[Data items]
• • •

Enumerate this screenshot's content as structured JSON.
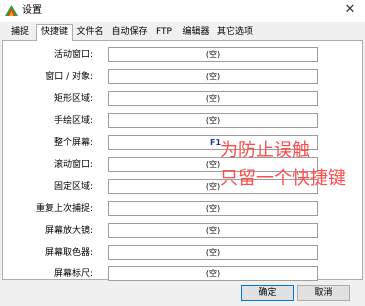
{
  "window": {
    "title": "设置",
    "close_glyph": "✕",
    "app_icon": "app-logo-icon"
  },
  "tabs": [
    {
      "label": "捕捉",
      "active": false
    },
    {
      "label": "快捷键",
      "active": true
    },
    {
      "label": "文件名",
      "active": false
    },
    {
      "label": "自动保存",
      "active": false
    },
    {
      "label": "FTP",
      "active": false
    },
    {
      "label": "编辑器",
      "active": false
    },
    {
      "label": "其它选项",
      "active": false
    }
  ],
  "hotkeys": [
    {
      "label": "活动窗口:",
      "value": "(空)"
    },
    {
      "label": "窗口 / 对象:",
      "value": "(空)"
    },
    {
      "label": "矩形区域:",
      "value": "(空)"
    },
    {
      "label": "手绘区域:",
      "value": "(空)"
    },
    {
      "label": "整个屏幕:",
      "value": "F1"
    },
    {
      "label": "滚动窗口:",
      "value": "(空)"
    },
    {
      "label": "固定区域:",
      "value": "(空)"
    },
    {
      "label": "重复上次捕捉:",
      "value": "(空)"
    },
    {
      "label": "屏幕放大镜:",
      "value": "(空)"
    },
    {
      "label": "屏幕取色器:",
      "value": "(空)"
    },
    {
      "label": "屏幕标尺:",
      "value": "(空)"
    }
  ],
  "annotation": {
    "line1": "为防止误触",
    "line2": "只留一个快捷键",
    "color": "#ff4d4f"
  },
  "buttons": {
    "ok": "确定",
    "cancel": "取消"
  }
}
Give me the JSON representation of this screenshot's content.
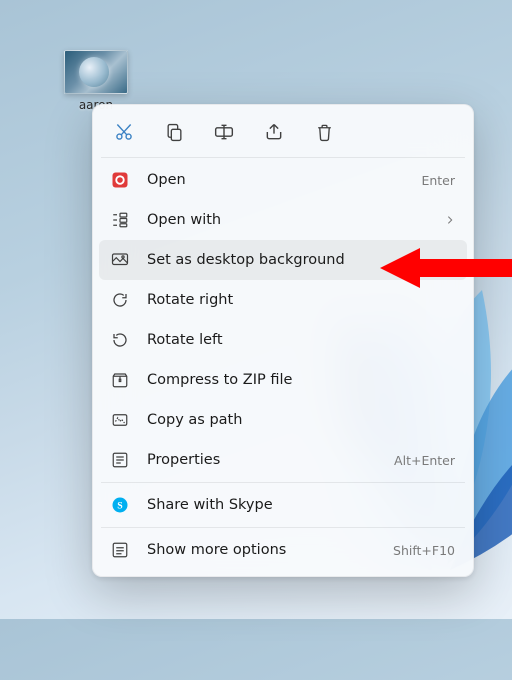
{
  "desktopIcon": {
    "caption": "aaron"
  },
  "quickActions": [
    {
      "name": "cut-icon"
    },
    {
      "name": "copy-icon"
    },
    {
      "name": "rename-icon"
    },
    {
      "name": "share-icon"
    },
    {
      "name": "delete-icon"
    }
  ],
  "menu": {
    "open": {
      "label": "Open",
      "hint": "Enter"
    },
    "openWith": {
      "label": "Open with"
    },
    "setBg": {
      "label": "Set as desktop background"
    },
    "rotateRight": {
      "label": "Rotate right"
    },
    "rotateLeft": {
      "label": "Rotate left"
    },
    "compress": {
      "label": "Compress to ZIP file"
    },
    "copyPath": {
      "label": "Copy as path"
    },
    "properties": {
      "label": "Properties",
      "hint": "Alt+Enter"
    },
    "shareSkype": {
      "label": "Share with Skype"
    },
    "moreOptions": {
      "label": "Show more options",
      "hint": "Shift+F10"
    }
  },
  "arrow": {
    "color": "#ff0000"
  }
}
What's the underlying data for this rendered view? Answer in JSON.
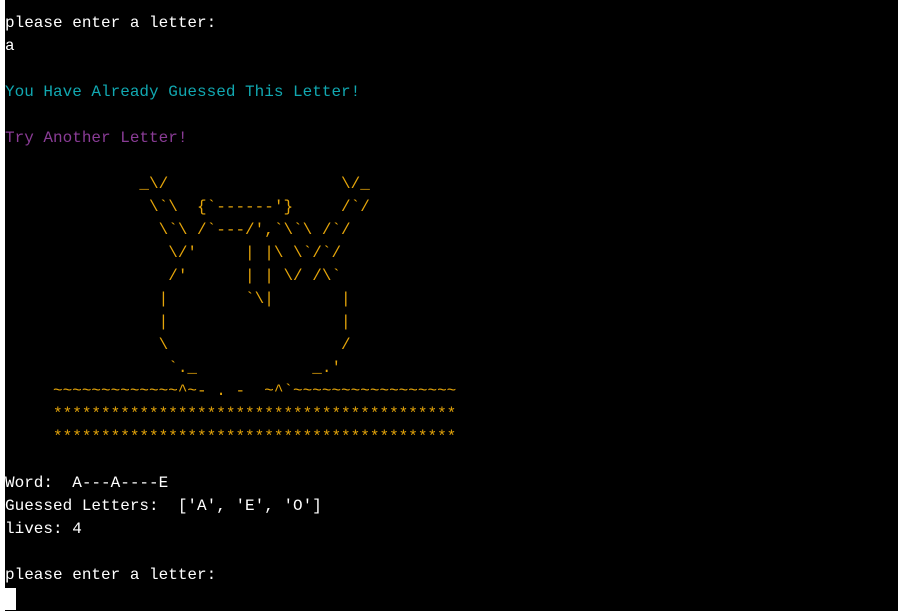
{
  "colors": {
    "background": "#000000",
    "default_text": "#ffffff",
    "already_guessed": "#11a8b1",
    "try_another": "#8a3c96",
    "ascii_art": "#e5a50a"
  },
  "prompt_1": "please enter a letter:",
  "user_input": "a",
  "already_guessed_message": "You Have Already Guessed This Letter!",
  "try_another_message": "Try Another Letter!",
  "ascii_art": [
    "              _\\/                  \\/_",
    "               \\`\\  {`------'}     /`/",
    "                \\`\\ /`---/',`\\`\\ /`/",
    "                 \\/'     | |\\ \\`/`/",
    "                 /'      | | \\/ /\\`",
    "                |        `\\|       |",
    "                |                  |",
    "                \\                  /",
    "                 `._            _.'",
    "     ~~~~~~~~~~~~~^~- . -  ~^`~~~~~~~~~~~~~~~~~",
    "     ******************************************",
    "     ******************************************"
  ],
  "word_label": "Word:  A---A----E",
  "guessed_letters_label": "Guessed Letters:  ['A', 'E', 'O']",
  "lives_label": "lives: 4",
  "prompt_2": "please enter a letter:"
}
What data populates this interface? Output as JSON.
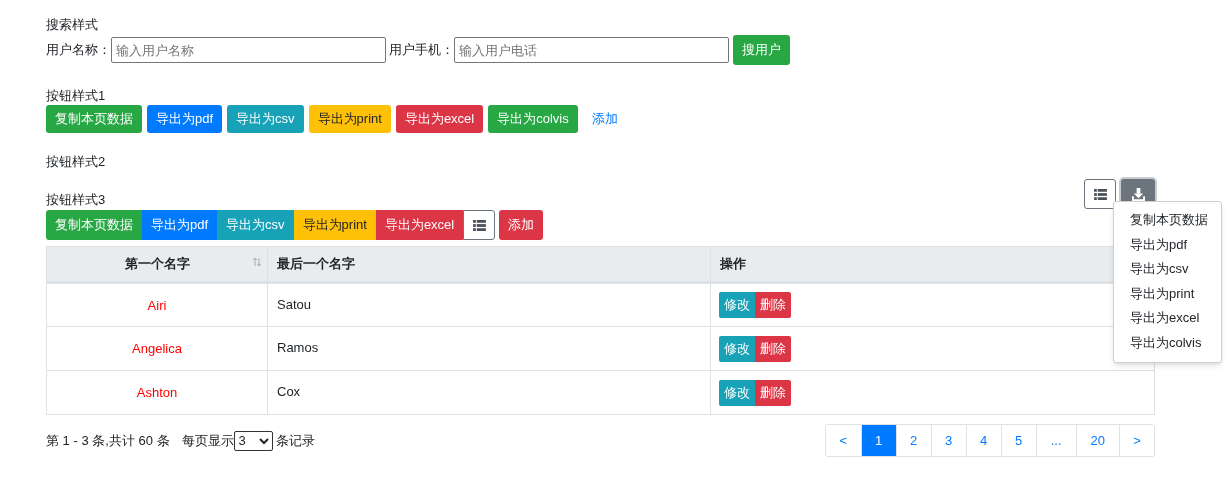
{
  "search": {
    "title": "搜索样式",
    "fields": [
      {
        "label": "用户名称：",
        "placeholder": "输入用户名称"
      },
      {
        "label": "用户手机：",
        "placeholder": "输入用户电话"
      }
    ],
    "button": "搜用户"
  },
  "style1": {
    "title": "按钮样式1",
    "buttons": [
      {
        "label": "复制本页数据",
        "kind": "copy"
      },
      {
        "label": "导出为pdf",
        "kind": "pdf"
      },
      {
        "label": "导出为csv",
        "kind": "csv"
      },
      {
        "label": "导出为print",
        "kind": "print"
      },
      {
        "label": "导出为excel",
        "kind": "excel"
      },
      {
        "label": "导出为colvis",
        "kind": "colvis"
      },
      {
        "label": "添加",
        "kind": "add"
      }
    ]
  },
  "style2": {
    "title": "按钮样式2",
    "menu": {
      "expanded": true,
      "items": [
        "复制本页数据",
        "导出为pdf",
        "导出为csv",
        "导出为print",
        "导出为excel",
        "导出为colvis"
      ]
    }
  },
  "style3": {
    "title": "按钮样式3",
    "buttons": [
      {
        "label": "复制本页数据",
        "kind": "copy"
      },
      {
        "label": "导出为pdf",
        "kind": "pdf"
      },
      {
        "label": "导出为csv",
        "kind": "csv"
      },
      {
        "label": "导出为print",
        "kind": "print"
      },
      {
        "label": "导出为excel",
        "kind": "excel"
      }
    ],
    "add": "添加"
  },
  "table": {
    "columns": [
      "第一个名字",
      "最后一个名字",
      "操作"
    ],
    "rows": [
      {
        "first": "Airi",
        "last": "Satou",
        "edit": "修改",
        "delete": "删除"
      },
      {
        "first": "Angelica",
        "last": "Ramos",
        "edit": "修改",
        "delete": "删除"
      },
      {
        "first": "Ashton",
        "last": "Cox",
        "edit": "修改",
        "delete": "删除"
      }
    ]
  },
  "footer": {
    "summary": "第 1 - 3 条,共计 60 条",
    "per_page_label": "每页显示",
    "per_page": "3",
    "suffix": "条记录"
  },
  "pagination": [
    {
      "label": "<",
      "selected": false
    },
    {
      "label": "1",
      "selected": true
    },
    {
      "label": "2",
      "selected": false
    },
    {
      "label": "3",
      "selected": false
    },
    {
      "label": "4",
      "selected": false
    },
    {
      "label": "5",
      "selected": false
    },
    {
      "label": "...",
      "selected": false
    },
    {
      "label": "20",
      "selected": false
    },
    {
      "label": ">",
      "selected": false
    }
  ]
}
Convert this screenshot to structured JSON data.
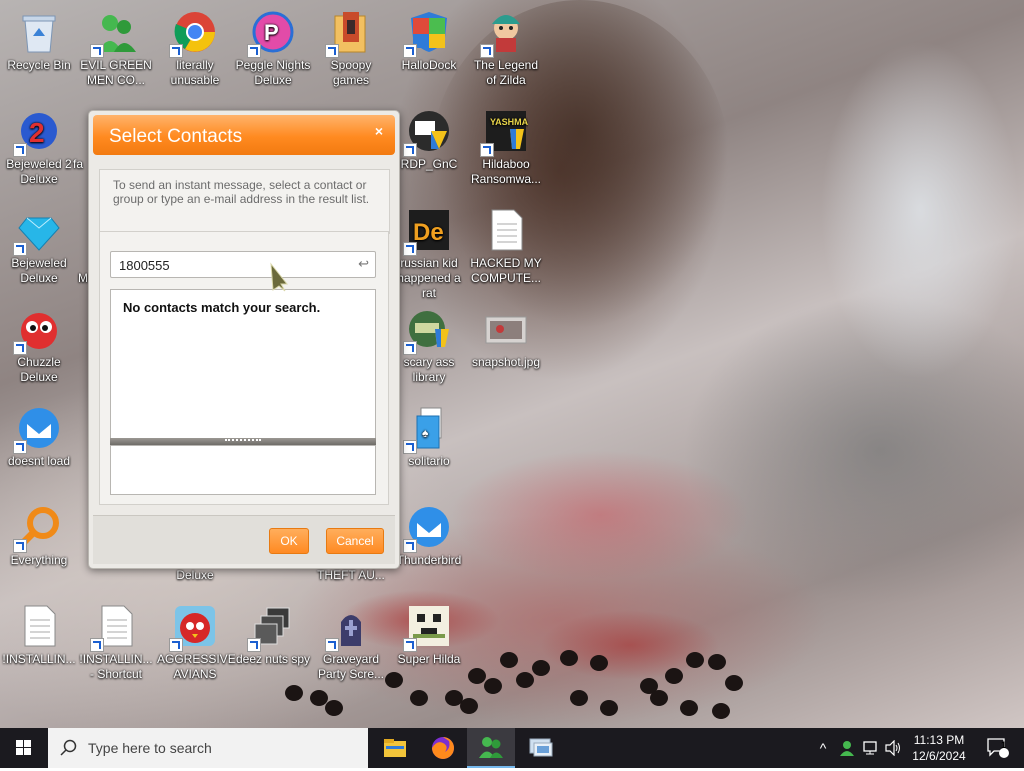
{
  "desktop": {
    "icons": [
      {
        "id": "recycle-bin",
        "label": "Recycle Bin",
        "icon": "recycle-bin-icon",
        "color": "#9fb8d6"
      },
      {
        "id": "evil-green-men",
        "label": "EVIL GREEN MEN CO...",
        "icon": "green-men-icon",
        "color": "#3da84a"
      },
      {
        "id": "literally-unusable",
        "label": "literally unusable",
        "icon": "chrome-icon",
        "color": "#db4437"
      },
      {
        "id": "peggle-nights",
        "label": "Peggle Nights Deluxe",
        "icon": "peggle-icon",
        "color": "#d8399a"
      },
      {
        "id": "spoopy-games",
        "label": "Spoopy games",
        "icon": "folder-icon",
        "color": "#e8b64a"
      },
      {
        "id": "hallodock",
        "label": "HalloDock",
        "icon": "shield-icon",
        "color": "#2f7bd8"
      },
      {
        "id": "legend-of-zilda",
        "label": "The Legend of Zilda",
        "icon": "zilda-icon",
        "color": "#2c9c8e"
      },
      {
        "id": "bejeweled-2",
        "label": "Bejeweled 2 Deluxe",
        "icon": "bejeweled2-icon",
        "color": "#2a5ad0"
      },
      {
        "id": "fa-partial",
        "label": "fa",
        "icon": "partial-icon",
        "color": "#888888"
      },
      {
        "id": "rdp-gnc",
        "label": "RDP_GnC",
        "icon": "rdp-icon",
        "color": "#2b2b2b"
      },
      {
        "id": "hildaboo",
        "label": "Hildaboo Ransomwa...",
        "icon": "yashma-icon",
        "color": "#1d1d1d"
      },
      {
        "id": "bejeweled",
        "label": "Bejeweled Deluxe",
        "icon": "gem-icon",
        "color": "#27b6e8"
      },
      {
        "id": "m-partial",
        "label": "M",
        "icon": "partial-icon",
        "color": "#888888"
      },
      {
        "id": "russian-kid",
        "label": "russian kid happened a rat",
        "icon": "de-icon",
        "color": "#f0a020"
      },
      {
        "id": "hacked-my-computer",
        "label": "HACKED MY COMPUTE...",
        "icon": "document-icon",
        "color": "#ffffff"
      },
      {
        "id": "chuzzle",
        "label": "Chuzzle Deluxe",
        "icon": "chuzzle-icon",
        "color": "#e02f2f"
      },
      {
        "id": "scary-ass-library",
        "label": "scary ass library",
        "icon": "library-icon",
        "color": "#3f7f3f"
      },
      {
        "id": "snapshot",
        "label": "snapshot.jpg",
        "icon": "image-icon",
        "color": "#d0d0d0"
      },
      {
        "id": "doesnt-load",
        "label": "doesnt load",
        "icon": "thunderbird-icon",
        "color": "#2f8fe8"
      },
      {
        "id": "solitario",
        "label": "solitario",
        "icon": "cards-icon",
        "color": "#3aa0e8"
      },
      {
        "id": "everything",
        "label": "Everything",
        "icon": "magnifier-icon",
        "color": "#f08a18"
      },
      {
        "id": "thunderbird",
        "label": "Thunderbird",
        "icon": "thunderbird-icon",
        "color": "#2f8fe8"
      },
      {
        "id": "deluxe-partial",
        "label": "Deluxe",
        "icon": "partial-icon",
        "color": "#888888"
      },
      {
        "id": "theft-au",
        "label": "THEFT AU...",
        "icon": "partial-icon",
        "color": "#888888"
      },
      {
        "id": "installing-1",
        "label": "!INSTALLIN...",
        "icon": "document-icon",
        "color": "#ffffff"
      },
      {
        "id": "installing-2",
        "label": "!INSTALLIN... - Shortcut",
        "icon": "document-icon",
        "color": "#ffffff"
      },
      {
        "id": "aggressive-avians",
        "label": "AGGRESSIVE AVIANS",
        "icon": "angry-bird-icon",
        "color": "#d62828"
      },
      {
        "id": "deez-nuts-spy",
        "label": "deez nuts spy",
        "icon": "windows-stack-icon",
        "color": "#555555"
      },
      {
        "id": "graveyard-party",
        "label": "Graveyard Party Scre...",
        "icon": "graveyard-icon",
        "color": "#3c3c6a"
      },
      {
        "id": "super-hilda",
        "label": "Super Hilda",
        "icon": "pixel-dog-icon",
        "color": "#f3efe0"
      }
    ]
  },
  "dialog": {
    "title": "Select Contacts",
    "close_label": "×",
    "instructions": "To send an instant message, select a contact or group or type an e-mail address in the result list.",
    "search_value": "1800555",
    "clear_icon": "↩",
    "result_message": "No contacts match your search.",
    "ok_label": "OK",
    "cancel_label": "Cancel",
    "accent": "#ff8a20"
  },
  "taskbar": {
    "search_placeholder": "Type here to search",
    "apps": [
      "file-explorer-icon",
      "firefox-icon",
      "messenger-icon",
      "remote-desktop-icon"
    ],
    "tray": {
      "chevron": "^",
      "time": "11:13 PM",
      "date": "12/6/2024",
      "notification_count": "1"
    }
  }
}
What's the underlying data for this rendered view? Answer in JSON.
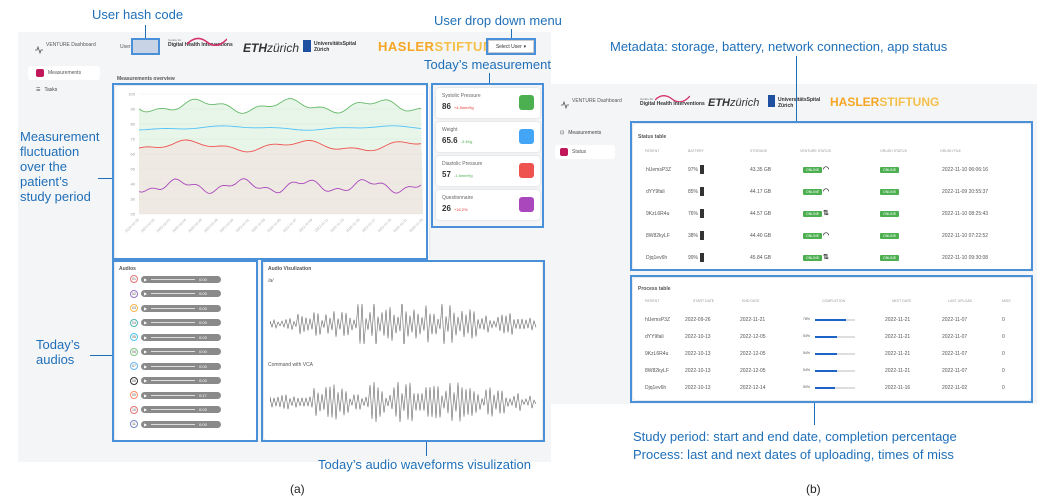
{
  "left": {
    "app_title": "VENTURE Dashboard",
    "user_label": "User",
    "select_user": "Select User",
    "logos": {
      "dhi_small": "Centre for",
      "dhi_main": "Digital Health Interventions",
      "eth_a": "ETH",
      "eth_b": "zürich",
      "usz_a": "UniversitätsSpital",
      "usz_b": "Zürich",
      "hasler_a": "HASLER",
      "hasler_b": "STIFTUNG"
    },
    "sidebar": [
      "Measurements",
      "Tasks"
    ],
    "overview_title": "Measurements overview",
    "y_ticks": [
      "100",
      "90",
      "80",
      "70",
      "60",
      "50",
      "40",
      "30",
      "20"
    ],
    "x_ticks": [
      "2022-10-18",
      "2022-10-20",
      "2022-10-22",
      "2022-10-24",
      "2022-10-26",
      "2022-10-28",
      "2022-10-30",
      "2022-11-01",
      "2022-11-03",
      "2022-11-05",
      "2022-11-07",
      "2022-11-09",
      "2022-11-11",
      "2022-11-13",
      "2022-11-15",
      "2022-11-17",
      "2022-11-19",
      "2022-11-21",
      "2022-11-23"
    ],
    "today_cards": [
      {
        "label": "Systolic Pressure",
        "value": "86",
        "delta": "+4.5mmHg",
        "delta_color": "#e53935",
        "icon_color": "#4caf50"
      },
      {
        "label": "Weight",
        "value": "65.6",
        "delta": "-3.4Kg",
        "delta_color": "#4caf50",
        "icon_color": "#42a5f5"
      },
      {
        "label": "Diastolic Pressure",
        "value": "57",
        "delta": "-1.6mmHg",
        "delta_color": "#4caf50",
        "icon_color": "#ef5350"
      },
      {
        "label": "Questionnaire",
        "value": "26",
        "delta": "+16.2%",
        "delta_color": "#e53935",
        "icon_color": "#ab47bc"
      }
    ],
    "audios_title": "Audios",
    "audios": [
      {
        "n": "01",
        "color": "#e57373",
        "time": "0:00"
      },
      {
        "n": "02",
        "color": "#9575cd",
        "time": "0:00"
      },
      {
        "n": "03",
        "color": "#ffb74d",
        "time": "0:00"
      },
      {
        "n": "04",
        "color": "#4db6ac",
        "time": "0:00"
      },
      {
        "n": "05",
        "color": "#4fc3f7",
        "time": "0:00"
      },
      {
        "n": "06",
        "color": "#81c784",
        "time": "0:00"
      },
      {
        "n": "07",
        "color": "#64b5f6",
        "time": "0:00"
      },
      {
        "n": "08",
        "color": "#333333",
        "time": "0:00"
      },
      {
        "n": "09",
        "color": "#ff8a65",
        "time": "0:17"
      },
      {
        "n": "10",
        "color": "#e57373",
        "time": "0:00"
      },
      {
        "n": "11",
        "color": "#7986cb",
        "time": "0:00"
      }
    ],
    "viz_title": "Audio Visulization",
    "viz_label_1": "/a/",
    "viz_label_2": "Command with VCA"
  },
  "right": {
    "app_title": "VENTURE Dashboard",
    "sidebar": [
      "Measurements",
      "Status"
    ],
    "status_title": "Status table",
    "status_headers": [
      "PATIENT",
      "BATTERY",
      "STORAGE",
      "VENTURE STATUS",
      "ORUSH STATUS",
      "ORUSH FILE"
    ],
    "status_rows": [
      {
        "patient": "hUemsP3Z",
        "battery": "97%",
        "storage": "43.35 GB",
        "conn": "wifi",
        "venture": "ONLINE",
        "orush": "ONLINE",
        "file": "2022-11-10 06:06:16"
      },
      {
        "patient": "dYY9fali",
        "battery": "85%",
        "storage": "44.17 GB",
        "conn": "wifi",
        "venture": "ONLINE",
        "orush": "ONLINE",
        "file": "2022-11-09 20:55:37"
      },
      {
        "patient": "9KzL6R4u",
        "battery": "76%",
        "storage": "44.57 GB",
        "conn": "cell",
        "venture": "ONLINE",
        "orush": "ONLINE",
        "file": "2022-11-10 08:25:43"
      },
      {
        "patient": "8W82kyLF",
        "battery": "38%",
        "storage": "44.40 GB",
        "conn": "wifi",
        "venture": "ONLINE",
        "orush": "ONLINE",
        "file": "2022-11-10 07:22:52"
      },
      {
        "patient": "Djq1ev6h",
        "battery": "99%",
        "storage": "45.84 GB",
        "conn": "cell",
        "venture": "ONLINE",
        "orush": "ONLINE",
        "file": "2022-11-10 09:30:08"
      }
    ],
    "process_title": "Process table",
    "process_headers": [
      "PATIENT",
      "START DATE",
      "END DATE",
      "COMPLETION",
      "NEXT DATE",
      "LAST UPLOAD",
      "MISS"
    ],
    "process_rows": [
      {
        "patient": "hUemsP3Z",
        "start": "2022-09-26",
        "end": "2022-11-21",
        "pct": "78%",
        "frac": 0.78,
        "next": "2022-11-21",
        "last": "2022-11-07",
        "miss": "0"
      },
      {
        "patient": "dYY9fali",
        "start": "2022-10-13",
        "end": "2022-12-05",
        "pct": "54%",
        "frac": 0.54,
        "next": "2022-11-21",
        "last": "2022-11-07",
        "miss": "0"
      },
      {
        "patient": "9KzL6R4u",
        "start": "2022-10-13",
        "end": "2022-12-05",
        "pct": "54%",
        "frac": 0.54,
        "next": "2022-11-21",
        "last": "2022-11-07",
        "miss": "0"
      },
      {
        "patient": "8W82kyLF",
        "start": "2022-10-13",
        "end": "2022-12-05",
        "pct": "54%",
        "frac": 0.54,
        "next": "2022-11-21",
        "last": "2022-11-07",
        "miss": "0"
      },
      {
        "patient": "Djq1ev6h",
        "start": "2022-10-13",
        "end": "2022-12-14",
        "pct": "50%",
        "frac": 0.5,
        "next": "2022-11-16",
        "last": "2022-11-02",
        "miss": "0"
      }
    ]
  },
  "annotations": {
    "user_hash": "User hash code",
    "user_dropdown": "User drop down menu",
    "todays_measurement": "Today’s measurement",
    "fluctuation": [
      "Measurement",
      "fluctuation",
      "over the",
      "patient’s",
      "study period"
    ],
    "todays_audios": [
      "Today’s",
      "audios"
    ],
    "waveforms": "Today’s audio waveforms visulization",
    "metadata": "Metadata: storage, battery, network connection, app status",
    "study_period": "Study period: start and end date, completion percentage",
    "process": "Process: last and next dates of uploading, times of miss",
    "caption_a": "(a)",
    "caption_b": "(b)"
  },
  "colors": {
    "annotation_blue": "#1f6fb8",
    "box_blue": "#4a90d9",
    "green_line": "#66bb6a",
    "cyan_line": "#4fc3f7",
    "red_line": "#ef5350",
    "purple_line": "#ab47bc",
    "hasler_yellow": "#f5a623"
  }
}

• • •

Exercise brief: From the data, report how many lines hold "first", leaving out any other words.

Written response: 3